Also during that period, he was connected with the press in Washington, Philadelphia, and New York, and being for several years a steady contributor to the Mail and Express.
Upon his return from Europe, he had, through friends and relatives, some contact with the family of Colonel Oscar J. E. Stuart. In 1871, He married Adelaide Lewis Stuart (1843-1911), a cousin of J.E.B. Stuart. In 1872, the Dimitrys went to DC, where he immediately found work as a correspondent. In 1873, they moved to New York City, where he continued working as a journalist. Then from 1874 to 1876, they traveled to South America where he taught English and French at the Colegio Caldas, in Barranquilla Colombia. In 1877, they returned to American shores, settling for a time in New York, where the Mail and Express regularly featured his writings.
Upon his return to New Orleans, he finally saw publication of his Lessons in the History of Louisiana, from its Earliest Settlement to the Close of the Civil War, to Which are Appended Lessons in its Geography and Products (A. S. Barnes & Co.: New York, 1877). All sources from that era note that Dimitry’s state history was for many years a popular and valuable textbook in public schools.
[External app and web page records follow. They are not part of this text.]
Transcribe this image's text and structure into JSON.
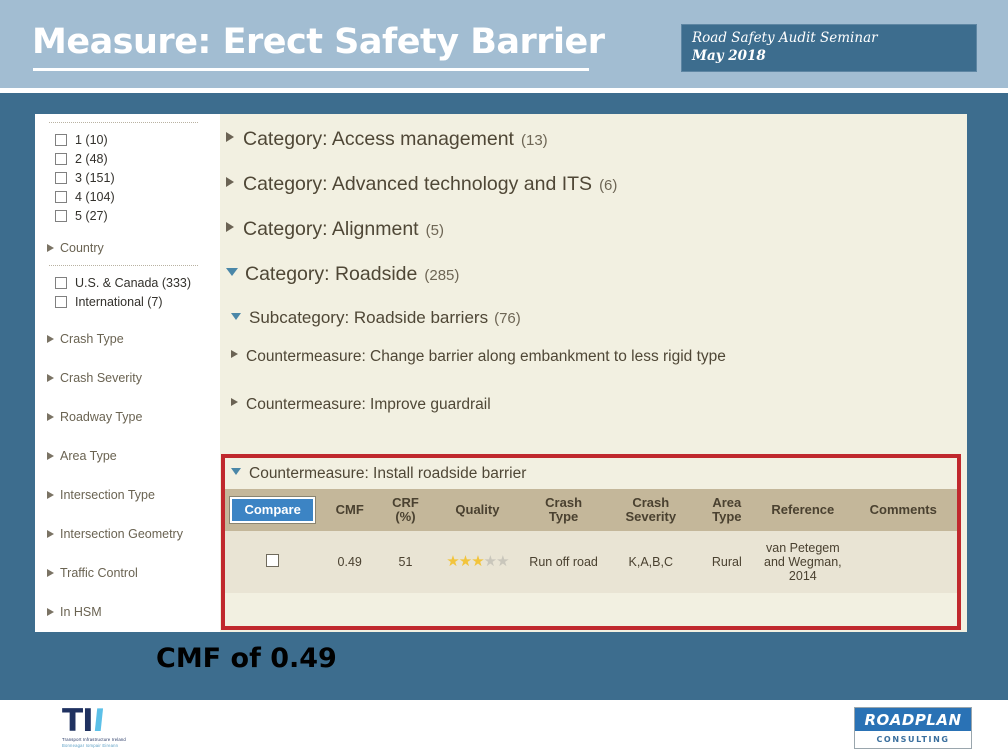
{
  "slide": {
    "title": "Measure: Erect Safety Barrier",
    "caption": "CMF of 0.49"
  },
  "seminar_box": {
    "line1": "Road Safety Audit Seminar",
    "line2": "May 2018"
  },
  "sidebar": {
    "star_filters": [
      {
        "label": "1 (10)"
      },
      {
        "label": "2 (48)"
      },
      {
        "label": "3 (151)"
      },
      {
        "label": "4 (104)"
      },
      {
        "label": "5 (27)"
      }
    ],
    "country_group": {
      "label": "Country"
    },
    "country_filters": [
      {
        "label": "U.S. & Canada (333)"
      },
      {
        "label": "International (7)"
      }
    ],
    "groups": [
      {
        "label": "Crash Type"
      },
      {
        "label": "Crash Severity"
      },
      {
        "label": "Roadway Type"
      },
      {
        "label": "Area Type"
      },
      {
        "label": "Intersection Type"
      },
      {
        "label": "Intersection Geometry"
      },
      {
        "label": "Traffic Control"
      },
      {
        "label": "In HSM"
      }
    ]
  },
  "main": {
    "categories": [
      {
        "label": "Category: Access management",
        "count": "(13)",
        "expanded": false
      },
      {
        "label": "Category: Advanced technology and ITS",
        "count": "(6)",
        "expanded": false
      },
      {
        "label": "Category: Alignment",
        "count": "(5)",
        "expanded": false
      },
      {
        "label": "Category: Roadside",
        "count": "(285)",
        "expanded": true
      }
    ],
    "subcategory": {
      "label": "Subcategory: Roadside barriers",
      "count": "(76)"
    },
    "countermeasures": [
      {
        "label": "Countermeasure: Change barrier along embankment to less rigid type"
      },
      {
        "label": "Countermeasure: Improve guardrail"
      }
    ],
    "selected_countermeasure": {
      "label": "Countermeasure: Install roadside barrier"
    }
  },
  "table": {
    "compare_label": "Compare",
    "columns": [
      "CMF",
      "CRF\n(%)",
      "Quality",
      "Crash\nType",
      "Crash\nSeverity",
      "Area\nType",
      "Reference",
      "Comments"
    ],
    "col_cmf": "CMF",
    "col_crf_l1": "CRF",
    "col_crf_l2": "(%)",
    "col_quality": "Quality",
    "col_crash_type_l1": "Crash",
    "col_crash_type_l2": "Type",
    "col_crash_sev_l1": "Crash",
    "col_crash_sev_l2": "Severity",
    "col_area_type_l1": "Area",
    "col_area_type_l2": "Type",
    "col_reference": "Reference",
    "col_comments": "Comments",
    "rows": [
      {
        "cmf": "0.49",
        "crf": "51",
        "quality_stars": 3,
        "quality_max": 5,
        "crash_type": "Run off road",
        "crash_severity": "K,A,B,C",
        "area_type": "Rural",
        "reference": "van Petegem and Wegman, 2014",
        "comments": ""
      }
    ]
  },
  "footer": {
    "tii_mark_a": "TI",
    "tii_mark_b": "I",
    "tii_sub1": "Transport Infrastructure Ireland",
    "tii_sub2": "Bonneagar Iompair Eireann",
    "roadplan_top": "ROADPLAN",
    "roadplan_bottom": "CONSULTING"
  },
  "colors": {
    "slide_bg": "#3d6d8e",
    "header_band": "#a2bdd2",
    "panel_bg": "#f2f0e1",
    "table_header": "#c4b79a",
    "table_row": "#e9e4d4",
    "highlight_red": "#c0282d",
    "accent_blue": "#3c84c4",
    "star_gold": "#f2c43c"
  }
}
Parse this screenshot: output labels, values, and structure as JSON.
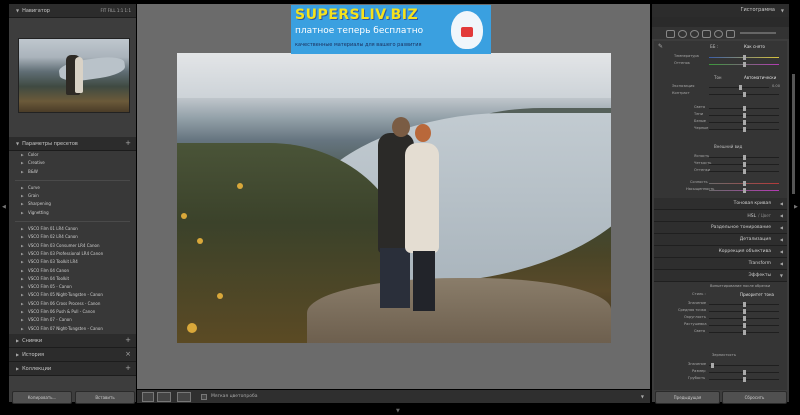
{
  "banner": {
    "brand": "SUPERSLIV.BIZ",
    "tagline": "платное теперь бесплатно",
    "subtitle": "качественные материалы для вашего развития"
  },
  "left_panel": {
    "navigator_title": "Навигатор",
    "navigator_zoom_options": "FIT  FILL  1:1  1:1",
    "presets_title": "Параметры пресетов",
    "preset_groups_a": [
      "Color",
      "Creative",
      "B&W"
    ],
    "preset_groups_b": [
      "Curve",
      "Grain",
      "Sharpening",
      "Vignetting"
    ],
    "vsco_presets": [
      "VSCO Film 01 LR4 Canon",
      "VSCO Film 02 LR4 Canon",
      "VSCO Film 03 Consumer LR4 Canon",
      "VSCO Film 03 Professional LR4 Canon",
      "VSCO Film 03 Toolkit LR4",
      "VSCO Film 04 Canon",
      "VSCO Film 04 Toolkit",
      "VSCO Film 05 - Canon",
      "VSCO Film 05 Night-Tungsten - Canon",
      "VSCO Film 06 Cross Process - Canon",
      "VSCO Film 06 Push & Pull - Canon",
      "VSCO Film 07 - Canon",
      "VSCO Film 07 Night-Tungsten - Canon"
    ],
    "snapshots_title": "Снимки",
    "history_title": "История",
    "collections_title": "Коллекции",
    "copy_button": "Копировать...",
    "paste_button": "Вставить"
  },
  "toolbar": {
    "soft_proofing": "Мягкая цветопроба"
  },
  "right_panel": {
    "histogram_title": "Гистограмма",
    "wb_label": "ББ :",
    "wb_value": "Как снято",
    "temperature": "Температура",
    "tint": "Оттенок",
    "tone_label": "Тон",
    "tone_auto": "Автоматически",
    "exposure": "Экспозиция",
    "exposure_value": "0.00",
    "contrast": "Контраст",
    "highlights": "Света",
    "shadows": "Тени",
    "whites": "Белые",
    "blacks": "Черные",
    "presence_label": "Внешний вид",
    "clarity": "Ясность",
    "vibrance": "Четкость",
    "dehaze": "Оттенки",
    "saturation": "Сочность",
    "saturation2": "Насыщенность",
    "panel_tone_curve": "Тоновая кривая",
    "panel_hsl": "HSL",
    "panel_hsl_sub": "/ Цвет",
    "panel_split_toning": "Раздельное тонирование",
    "panel_detail": "Детализация",
    "panel_lens": "Коррекция объектива",
    "panel_transform": "Transform",
    "panel_effects": "Эффекты",
    "vignette_title": "Виньетирование после обрезки",
    "vignette_style_label": "Стиль :",
    "vignette_style_value": "Приоритет тона",
    "vig_amount": "Значение",
    "vig_midpoint": "Средняя точка",
    "vig_roundness": "Округлость",
    "vig_feather": "Растушевка",
    "vig_highlights": "Света",
    "grain_title": "Зернистость",
    "grain_amount": "Значение",
    "grain_size": "Размер",
    "grain_roughness": "Грубость",
    "previous_button": "Предыдущая",
    "reset_button": "Сбросить"
  },
  "colors": {
    "panel_bg": "#3d3d3d",
    "canvas_bg": "#6b6b6b",
    "banner_bg": "#3aa0e0",
    "banner_brand": "#f5e21c"
  }
}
In 1888, his next major work, Three Good Giants whose famous deeds are recorded in the ancient chronicles of Francois Rebelais; by Franc?ois Rabelais; Gustave Dore?; Albert Robida Compiled from the French by John Dimitry (Boston: Ticknor & Company, 1888) saw wide release. In 1890, he co-edited/co-wrote, with Varina Jefferson-Davis (1826-1906), the Life of Jefferson Davis. Despite this steady stream of publications in 1895, he began teaching at Montgomery College in Virginia. In 1897, John Bull was asked to write a history that became the Confederate Military History of Louisiana: Louisiana in the Civil War, 1861–1865 (Atlanta, Ga.: Confederate Publishing Company, 1899).
During the last years of his life, Dimitry received the commemorative medal the bronze Southern Cross of Honor. The Southern Cross of Honor could only be bestowed through the United Daughters of the Confederacy. It could not be purchased; it was given in recognition of loyal, honorable service to the South and only a Confederate veteran could wear it.
On September 2, 1901, John Bull Smith Dimitry died at his home, 1635 Clio Street in New Orleans. He was “laid away by his devoted comrades in the tomb of the Association of the Army of Tennessee’ in New Orleans. The statue atop the tomb is General Albert Sidney Johnston, who was once interred here. The Tomb consist of 48 vaults, the most famous resident being General P.G.T. Beauregard. At the time of John Bull’s death a long obituary (with a photograph) on his life appeared in ‘The Lost Cause’ (the long-time publication of the Daughters of the Confederacy) describing the events immediately after his death: ‘the tomb of the ‘Association Army of Tennessee’ contains a few vaults, with copper doors, designated as the finally resting place of distinguished members. Only two had been used up to this time, one for Gen. Beauregard and the other for ‘Charlie Dreux.’ At a meeting of the camp on the evening of October 8th a resolution was offered that John Dimitry be placed in one of the vaults set aside for distinguished members and that his name be engraved on the door. When the motion had been read three members arose at one time to second it. The motion was unanimously adopted by a rising vote. A great compliment to the memory of John Dimitry (Volume 10 pages 68-69).”
Those wishing to study his life further may consult The John Bull Smith Dimitry Papers, 1848-1922, held by Duke University in Durham, NC.
Many of Dimitry’s descendants, long proud of their Greek heritage, still attend Holy Trinity Greek Orthodox church in New Orleans.
As Hellenes, should we not learn something of their lives?